━━━━━ RECORDED DATA

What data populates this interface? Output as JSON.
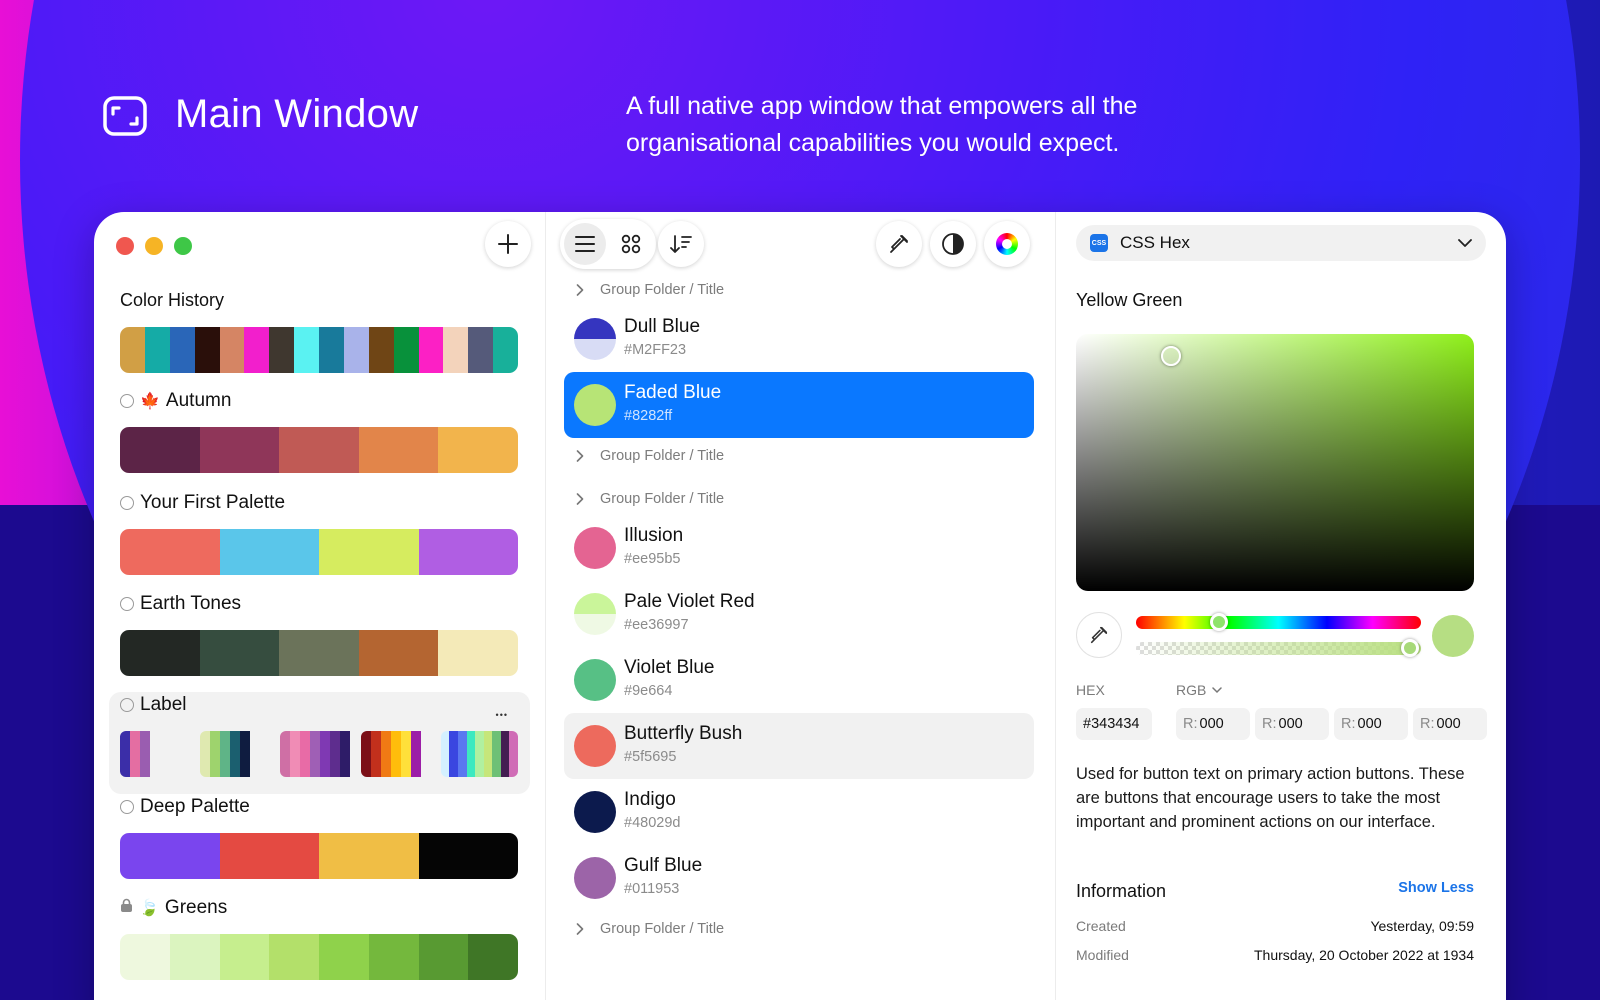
{
  "hero": {
    "title": "Main Window",
    "description": "A full native app window that empowers all the organisational capabilities you would expect."
  },
  "toolbar": {
    "add_icon": "plus-icon",
    "view_list_icon": "list-icon",
    "view_grid_icon": "grid-icon",
    "sort_icon": "sort-icon",
    "picker_icon": "eyedropper-icon",
    "contrast_icon": "contrast-icon",
    "wheel_icon": "color-wheel-icon"
  },
  "sidebar": {
    "history_title": "Color History",
    "history_colors": [
      "#d19f45",
      "#15aba6",
      "#2a66b8",
      "#2a0f0a",
      "#d58564",
      "#f21fcc",
      "#3f372f",
      "#5af2f2",
      "#187a9b",
      "#a9b3ea",
      "#6f4515",
      "#08913b",
      "#fc20c5",
      "#f3d3bb",
      "#555a7a",
      "#18b09a"
    ],
    "palettes": [
      {
        "name": "Autumn",
        "emoji": "🍁",
        "colors": [
          "#5c2447",
          "#8f3659",
          "#c05a55",
          "#e2854a",
          "#f2b44c"
        ]
      },
      {
        "name": "Your First Palette",
        "emoji": "",
        "colors": [
          "#ee6a5e",
          "#5ac6ea",
          "#d6ec5f",
          "#b05ee3"
        ]
      },
      {
        "name": "Earth Tones",
        "emoji": "",
        "colors": [
          "#232824",
          "#364d3f",
          "#6b735a",
          "#b46531",
          "#f4eab8"
        ]
      },
      {
        "name": "Label",
        "emoji": "",
        "groups": [
          [
            "#3b2ea8",
            "#e46ea2",
            "#9a5db0"
          ],
          [
            "#dfe9b0",
            "#9ed36d",
            "#5fb487",
            "#1b5f6f",
            "#0f1c40"
          ],
          [
            "#cf6fa5",
            "#f08cb5",
            "#e86ba6",
            "#9f5fb5",
            "#7f39b3",
            "#5e2d8e",
            "#2e1c68"
          ],
          [
            "#7c0f17",
            "#c2301c",
            "#f07a14",
            "#ffbd0b",
            "#ffe03a",
            "#9c1ea7"
          ],
          [
            "#d4f0ff",
            "#3a46e0",
            "#5a78f0",
            "#3ce9c0",
            "#b0f0a0",
            "#c6e67a",
            "#6ec076",
            "#441e52",
            "#d06cb6"
          ]
        ]
      },
      {
        "name": "Deep Palette",
        "emoji": "",
        "colors": [
          "#7a45ee",
          "#e44a42",
          "#f0be45",
          "#050505"
        ]
      },
      {
        "name": "Greens",
        "emoji": "🍃",
        "locked": true,
        "colors": [
          "#eef8de",
          "#dbf4bf",
          "#c6ee8e",
          "#b3e06a",
          "#8fd24b",
          "#74b83d",
          "#589a32",
          "#3f7626"
        ]
      }
    ]
  },
  "list": {
    "rows": [
      {
        "type": "group",
        "label": "Group Folder / Title"
      },
      {
        "type": "color",
        "name": "Dull Blue",
        "hex": "#M2FF23",
        "swatch_top": "#3535bf",
        "swatch_bottom": "#d8dcf5"
      },
      {
        "type": "color",
        "name": "Faded Blue",
        "hex": "#8282ff",
        "swatch_top": "#b7e476",
        "swatch_bottom": "#b7e476",
        "state": "selected"
      },
      {
        "type": "group",
        "label": "Group Folder / Title"
      },
      {
        "type": "group",
        "label": "Group Folder / Title"
      },
      {
        "type": "color",
        "name": "Illusion",
        "hex": "#ee95b5",
        "swatch_top": "#e46492",
        "swatch_bottom": "#e46492"
      },
      {
        "type": "color",
        "name": "Pale Violet Red",
        "hex": "#ee36997",
        "swatch_top": "#caf59a",
        "swatch_bottom": "#eff9e4"
      },
      {
        "type": "color",
        "name": "Violet Blue",
        "hex": "#9e664",
        "swatch_top": "#57c085",
        "swatch_bottom": "#57c085"
      },
      {
        "type": "color",
        "name": "Butterfly Bush",
        "hex": "#5f5695",
        "swatch_top": "#ed6a5d",
        "swatch_bottom": "#ed6a5d",
        "state": "hover"
      },
      {
        "type": "color",
        "name": "Indigo",
        "hex": "#48029d",
        "swatch_top": "#0c1a4d",
        "swatch_bottom": "#0c1a4d"
      },
      {
        "type": "color",
        "name": "Gulf Blue",
        "hex": "#011953",
        "swatch_top": "#9c64a8",
        "swatch_bottom": "#9c64a8"
      },
      {
        "type": "group",
        "label": "Group Folder / Title"
      }
    ]
  },
  "detail": {
    "format": "CSS Hex",
    "format_badge": "CSS",
    "color_name": "Yellow Green",
    "hue": 0.29,
    "alpha": 0.96,
    "preview_color": "#b6de83",
    "hex_label": "HEX",
    "mode_label": "RGB",
    "hex_value": "#343434",
    "rgb_fields": [
      {
        "prefix": "R:",
        "value": "000"
      },
      {
        "prefix": "R:",
        "value": "000"
      },
      {
        "prefix": "R:",
        "value": "000"
      },
      {
        "prefix": "R:",
        "value": "000"
      }
    ],
    "description": "Used for button text on primary action buttons. These are buttons that encourage users to take the most important and prominent actions on our interface.",
    "info_title": "Information",
    "show_less": "Show Less",
    "created_label": "Created",
    "created_value": "Yesterday, 09:59",
    "modified_label": "Modified",
    "modified_value": "Thursday, 20 October 2022 at 1934"
  }
}
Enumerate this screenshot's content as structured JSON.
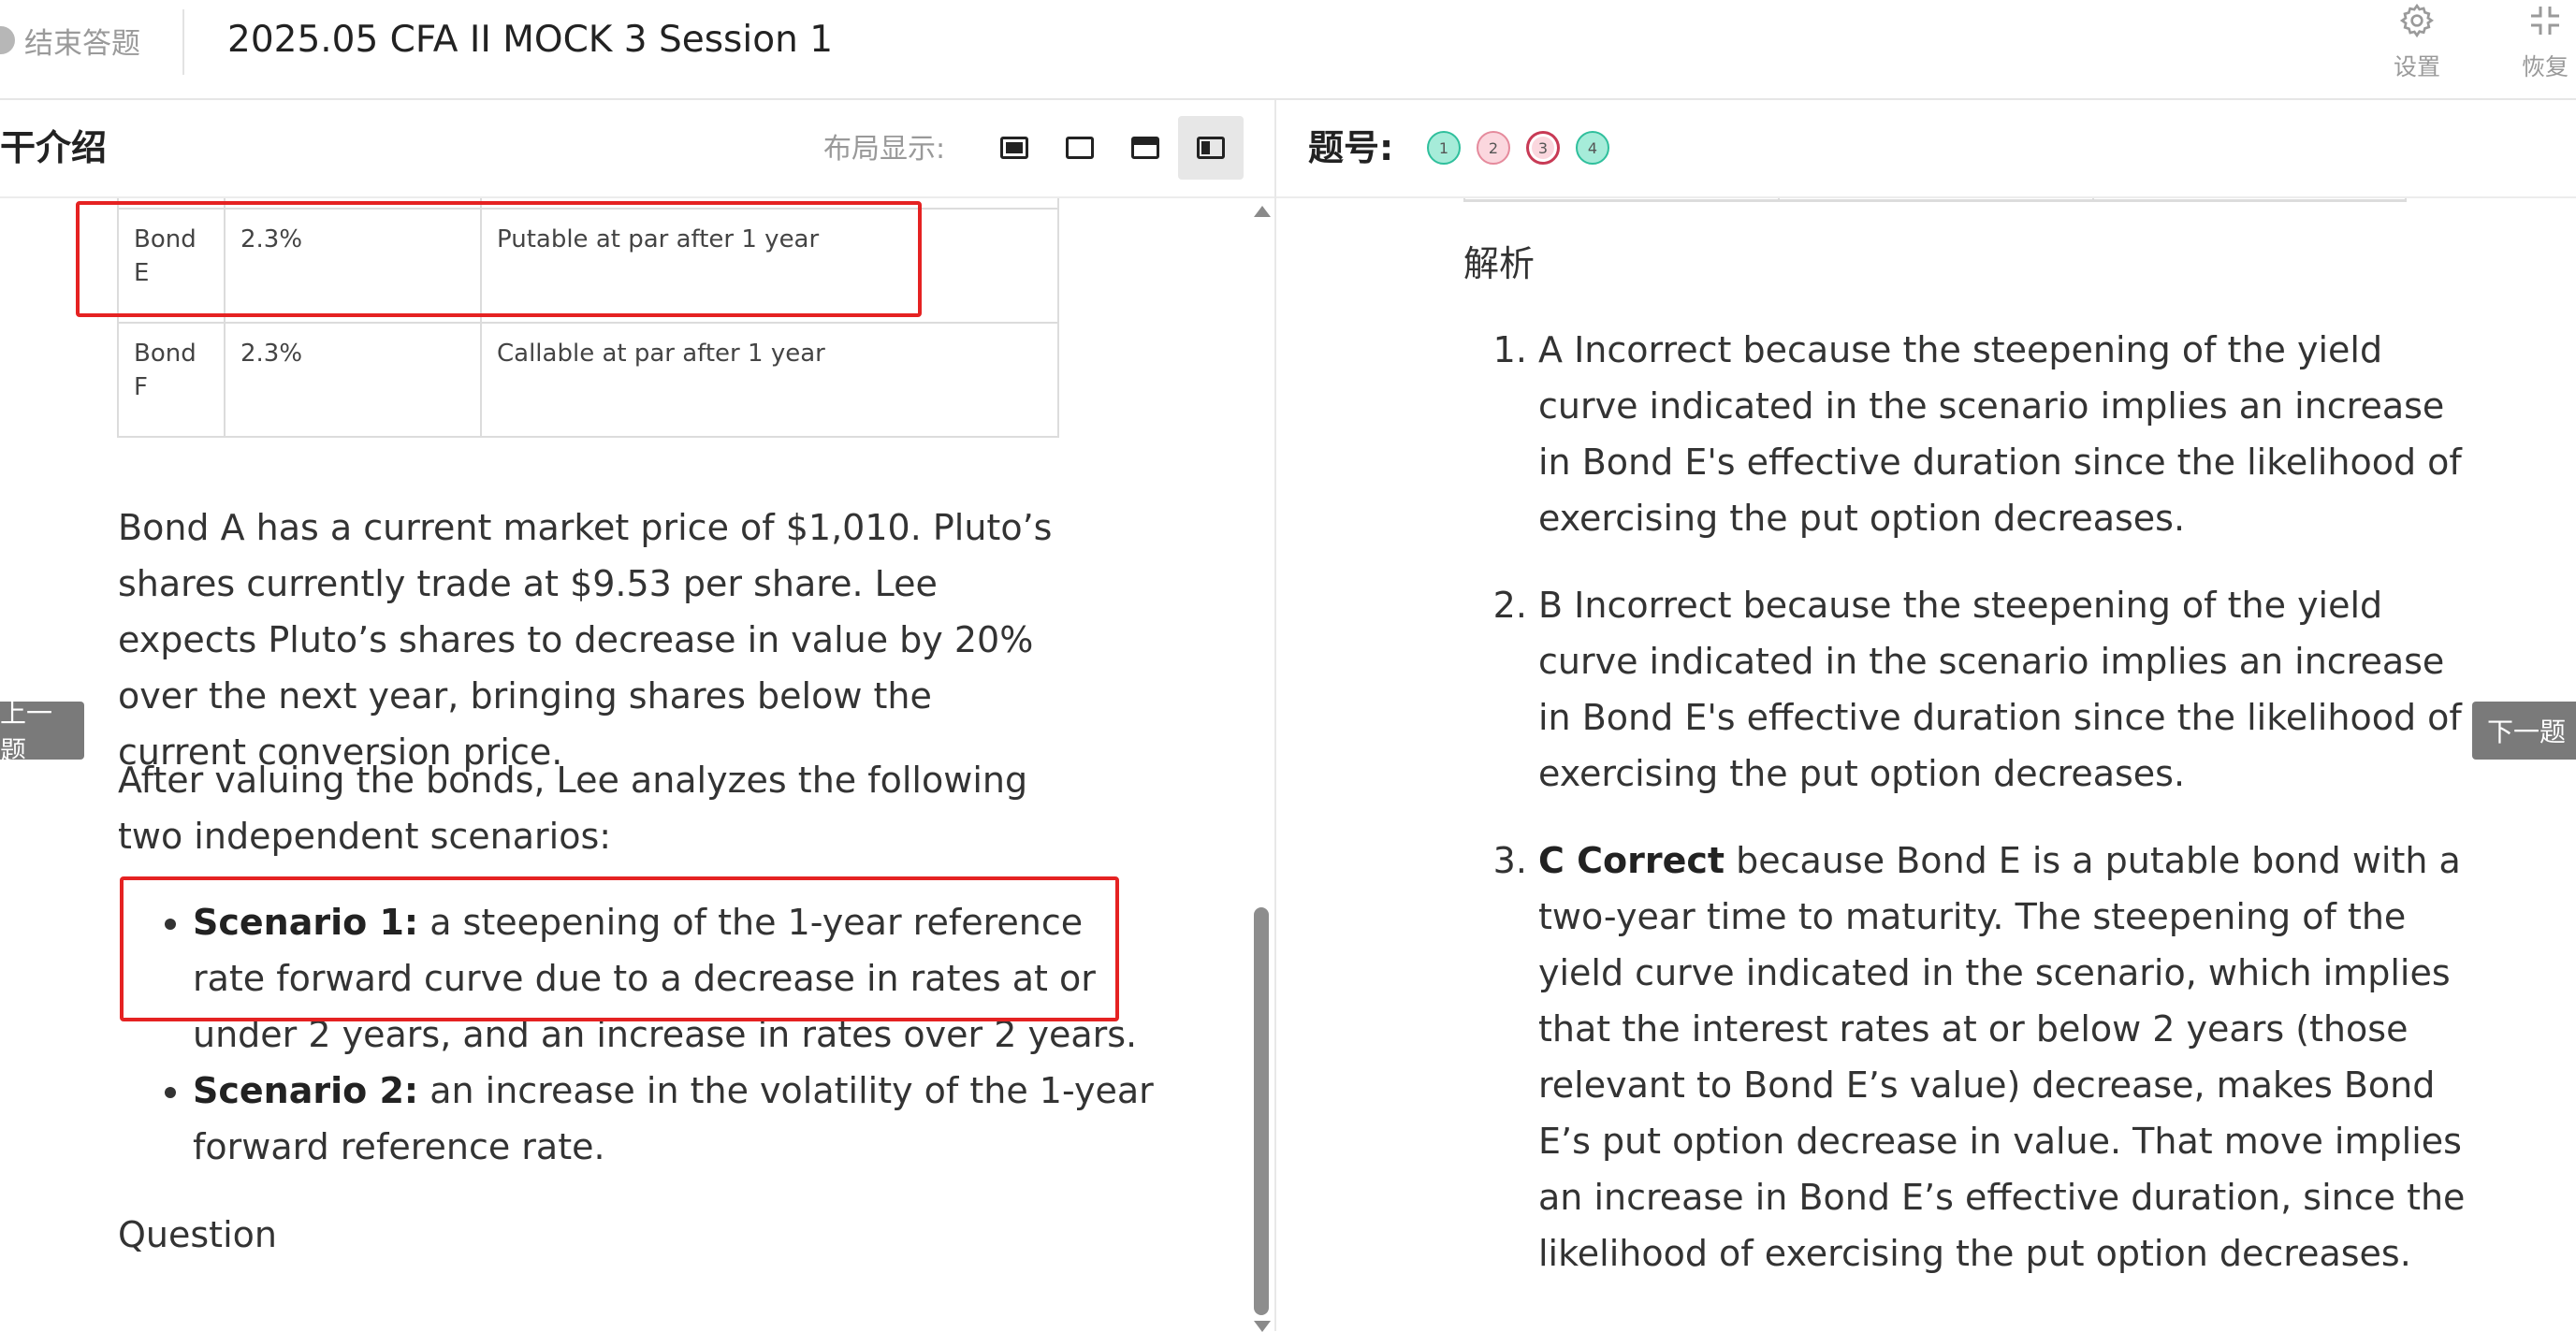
{
  "topbar": {
    "end_exam": "结束答题",
    "title": "2025.05 CFA II MOCK 3 Session 1",
    "settings_label": "设置",
    "restore_label": "恢复"
  },
  "left": {
    "header_title": "干介绍",
    "layout_label": "布局显示:",
    "table_rows": [
      {
        "bond": "Bond E",
        "rate": "2.3%",
        "feature": "Putable at par after 1 year"
      },
      {
        "bond": "Bond F",
        "rate": "2.3%",
        "feature": "Callable at par after 1 year"
      }
    ],
    "para1": "Bond A has a current market price of $1,010. Pluto’s shares currently trade at $9.53 per share. Lee expects Pluto’s shares to decrease in value by 20% over the next year, bringing shares below the current conversion price.",
    "para2": "After valuing the bonds, Lee analyzes the following two independent scenarios:",
    "scenarios": [
      {
        "label": "Scenario 1:",
        "text": " a steepening of the 1-year reference rate forward curve due to a decrease in rates at or under 2 years, and an increase in rates over 2 years."
      },
      {
        "label": "Scenario 2:",
        "text": " an increase in the volatility of the 1-year forward reference rate."
      }
    ],
    "question_label": "Question"
  },
  "nav": {
    "prev": "上一题",
    "next": "下一题"
  },
  "right": {
    "qno_label": "题号:",
    "questions": [
      "1",
      "2",
      "3",
      "4"
    ],
    "current_question": "3",
    "analysis_title": "解析",
    "answers": [
      {
        "prefix": "",
        "lead": "A Incorrect because the steepening of the yield curve indicated in the scenario implies an increase in Bond E's effective duration since the likelihood of exercising the put option decreases."
      },
      {
        "prefix": "",
        "lead": "B Incorrect because the steepening of the yield curve indicated in the scenario implies an increase in Bond E's effective duration since the likelihood of exercising the put option decreases."
      },
      {
        "prefix": "C Correct",
        "lead": " because Bond E is a putable bond with a two-year time to maturity. The steepening of the yield curve indicated in the scenario, which implies that the interest rates at or below 2 years (those relevant to Bond E’s value) decrease, makes Bond E’s put option decrease in value. That move implies an increase in Bond E’s effective duration, since the likelihood of exercising the put option decreases."
      }
    ]
  },
  "colors": {
    "highlight_box": "#e52222",
    "answered_green": "#a6ecd9",
    "answered_pink": "#fbd7de"
  }
}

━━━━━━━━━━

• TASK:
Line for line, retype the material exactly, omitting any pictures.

• TASK RESULT:
What data populates this interface? Output as JSON.
{
  "hero": {
    "title": "Main Window",
    "description": "A full native app window that empowers all the organisational capabilities you would expect."
  },
  "toolbar": {
    "add_icon": "plus-icon",
    "view_list_icon": "list-icon",
    "view_grid_icon": "grid-icon",
    "sort_icon": "sort-icon",
    "picker_icon": "eyedropper-icon",
    "contrast_icon": "contrast-icon",
    "wheel_icon": "color-wheel-icon"
  },
  "sidebar": {
    "history_title": "Color History",
    "history_colors": [
      "#d19f45",
      "#15aba6",
      "#2a66b8",
      "#2a0f0a",
      "#d58564",
      "#f21fcc",
      "#3f372f",
      "#5af2f2",
      "#187a9b",
      "#a9b3ea",
      "#6f4515",
      "#08913b",
      "#fc20c5",
      "#f3d3bb",
      "#555a7a",
      "#18b09a"
    ],
    "palettes": [
      {
        "name": "Autumn",
        "emoji": "🍁",
        "colors": [
          "#5c2447",
          "#8f3659",
          "#c05a55",
          "#e2854a",
          "#f2b44c"
        ]
      },
      {
        "name": "Your First Palette",
        "emoji": "",
        "colors": [
          "#ee6a5e",
          "#5ac6ea",
          "#d6ec5f",
          "#b05ee3"
        ]
      },
      {
        "name": "Earth Tones",
        "emoji": "",
        "colors": [
          "#232824",
          "#364d3f",
          "#6b735a",
          "#b46531",
          "#f4eab8"
        ]
      },
      {
        "name": "Label",
        "emoji": "",
        "groups": [
          [
            "#3b2ea8",
            "#e46ea2",
            "#9a5db0"
          ],
          [
            "#dfe9b0",
            "#9ed36d",
            "#5fb487",
            "#1b5f6f",
            "#0f1c40"
          ],
          [
            "#cf6fa5",
            "#f08cb5",
            "#e86ba6",
            "#9f5fb5",
            "#7f39b3",
            "#5e2d8e",
            "#2e1c68"
          ],
          [
            "#7c0f17",
            "#c2301c",
            "#f07a14",
            "#ffbd0b",
            "#ffe03a",
            "#9c1ea7"
          ],
          [
            "#d4f0ff",
            "#3a46e0",
            "#5a78f0",
            "#3ce9c0",
            "#b0f0a0",
            "#c6e67a",
            "#6ec076",
            "#441e52",
            "#d06cb6"
          ]
        ]
      },
      {
        "name": "Deep Palette",
        "emoji": "",
        "colors": [
          "#7a45ee",
          "#e44a42",
          "#f0be45",
          "#050505"
        ]
      },
      {
        "name": "Greens",
        "emoji": "🍃",
        "locked": true,
        "colors": [
          "#eef8de",
          "#dbf4bf",
          "#c6ee8e",
          "#b3e06a",
          "#8fd24b",
          "#74b83d",
          "#589a32",
          "#3f7626"
        ]
      }
    ]
  },
  "list": {
    "rows": [
      {
        "type": "group",
        "label": "Group Folder / Title"
      },
      {
        "type": "color",
        "name": "Dull Blue",
        "hex": "#M2FF23",
        "swatch_top": "#3535bf",
        "swatch_bottom": "#d8dcf5"
      },
      {
        "type": "color",
        "name": "Faded Blue",
        "hex": "#8282ff",
        "swatch_top": "#b7e476",
        "swatch_bottom": "#b7e476",
        "state": "selected"
      },
      {
        "type": "group",
        "label": "Group Folder / Title"
      },
      {
        "type": "group",
        "label": "Group Folder / Title"
      },
      {
        "type": "color",
        "name": "Illusion",
        "hex": "#ee95b5",
        "swatch_top": "#e46492",
        "swatch_bottom": "#e46492"
      },
      {
        "type": "color",
        "name": "Pale Violet Red",
        "hex": "#ee36997",
        "swatch_top": "#caf59a",
        "swatch_bottom": "#eff9e4"
      },
      {
        "type": "color",
        "name": "Violet Blue",
        "hex": "#9e664",
        "swatch_top": "#57c085",
        "swatch_bottom": "#57c085"
      },
      {
        "type": "color",
        "name": "Butterfly Bush",
        "hex": "#5f5695",
        "swatch_top": "#ed6a5d",
        "swatch_bottom": "#ed6a5d",
        "state": "hover"
      },
      {
        "type": "color",
        "name": "Indigo",
        "hex": "#48029d",
        "swatch_top": "#0c1a4d",
        "swatch_bottom": "#0c1a4d"
      },
      {
        "type": "color",
        "name": "Gulf Blue",
        "hex": "#011953",
        "swatch_top": "#9c64a8",
        "swatch_bottom": "#9c64a8"
      },
      {
        "type": "group",
        "label": "Group Folder / Title"
      }
    ]
  },
  "detail": {
    "format": "CSS Hex",
    "format_badge": "CSS",
    "color_name": "Yellow Green",
    "hue": 0.29,
    "alpha": 0.96,
    "preview_color": "#b6de83",
    "hex_label": "HEX",
    "mode_label": "RGB",
    "hex_value": "#343434",
    "rgb_fields": [
      {
        "prefix": "R:",
        "value": "000"
      },
      {
        "prefix": "R:",
        "value": "000"
      },
      {
        "prefix": "R:",
        "value": "000"
      },
      {
        "prefix": "R:",
        "value": "000"
      }
    ],
    "description": "Used for button text on primary action buttons. These are buttons that encourage users to take the most important and prominent actions on our interface.",
    "info_title": "Information",
    "show_less": "Show Less",
    "created_label": "Created",
    "created_value": "Yesterday, 09:59",
    "modified_label": "Modified",
    "modified_value": "Thursday, 20 October 2022 at 1934"
  }
}
Enumerate this screenshot's content as structured JSON.
{
  "topbar": {
    "end_exam": "结束答题",
    "title": "2025.05 CFA II MOCK 3 Session 1",
    "settings_label": "设置",
    "restore_label": "恢复"
  },
  "left": {
    "header_title": "干介绍",
    "layout_label": "布局显示:",
    "table_rows": [
      {
        "bond": "Bond E",
        "rate": "2.3%",
        "feature": "Putable at par after 1 year"
      },
      {
        "bond": "Bond F",
        "rate": "2.3%",
        "feature": "Callable at par after 1 year"
      }
    ],
    "para1": "Bond A has a current market price of $1,010. Pluto’s shares currently trade at $9.53 per share. Lee expects Pluto’s shares to decrease in value by 20% over the next year, bringing shares below the current conversion price.",
    "para2": "After valuing the bonds, Lee analyzes the following two independent scenarios:",
    "scenarios": [
      {
        "label": "Scenario 1:",
        "text": " a steepening of the 1-year reference rate forward curve due to a decrease in rates at or under 2 years, and an increase in rates over 2 years."
      },
      {
        "label": "Scenario 2:",
        "text": " an increase in the volatility of the 1-year forward reference rate."
      }
    ],
    "question_label": "Question"
  },
  "nav": {
    "prev": "上一题",
    "next": "下一题"
  },
  "right": {
    "qno_label": "题号:",
    "questions": [
      "1",
      "2",
      "3",
      "4"
    ],
    "current_question": "3",
    "analysis_title": "解析",
    "answers": [
      {
        "prefix": "",
        "lead": "A Incorrect because the steepening of the yield curve indicated in the scenario implies an increase in Bond E's effective duration since the likelihood of exercising the put option decreases."
      },
      {
        "prefix": "",
        "lead": "B Incorrect because the steepening of the yield curve indicated in the scenario implies an increase in Bond E's effective duration since the likelihood of exercising the put option decreases."
      },
      {
        "prefix": "C Correct",
        "lead": " because Bond E is a putable bond with a two-year time to maturity. The steepening of the yield curve indicated in the scenario, which implies that the interest rates at or below 2 years (those relevant to Bond E’s value) decrease, makes Bond E’s put option decrease in value. That move implies an increase in Bond E’s effective duration, since the likelihood of exercising the put option decreases."
      }
    ]
  },
  "colors": {
    "highlight_box": "#e52222",
    "answered_green": "#a6ecd9",
    "answered_pink": "#fbd7de"
  }
}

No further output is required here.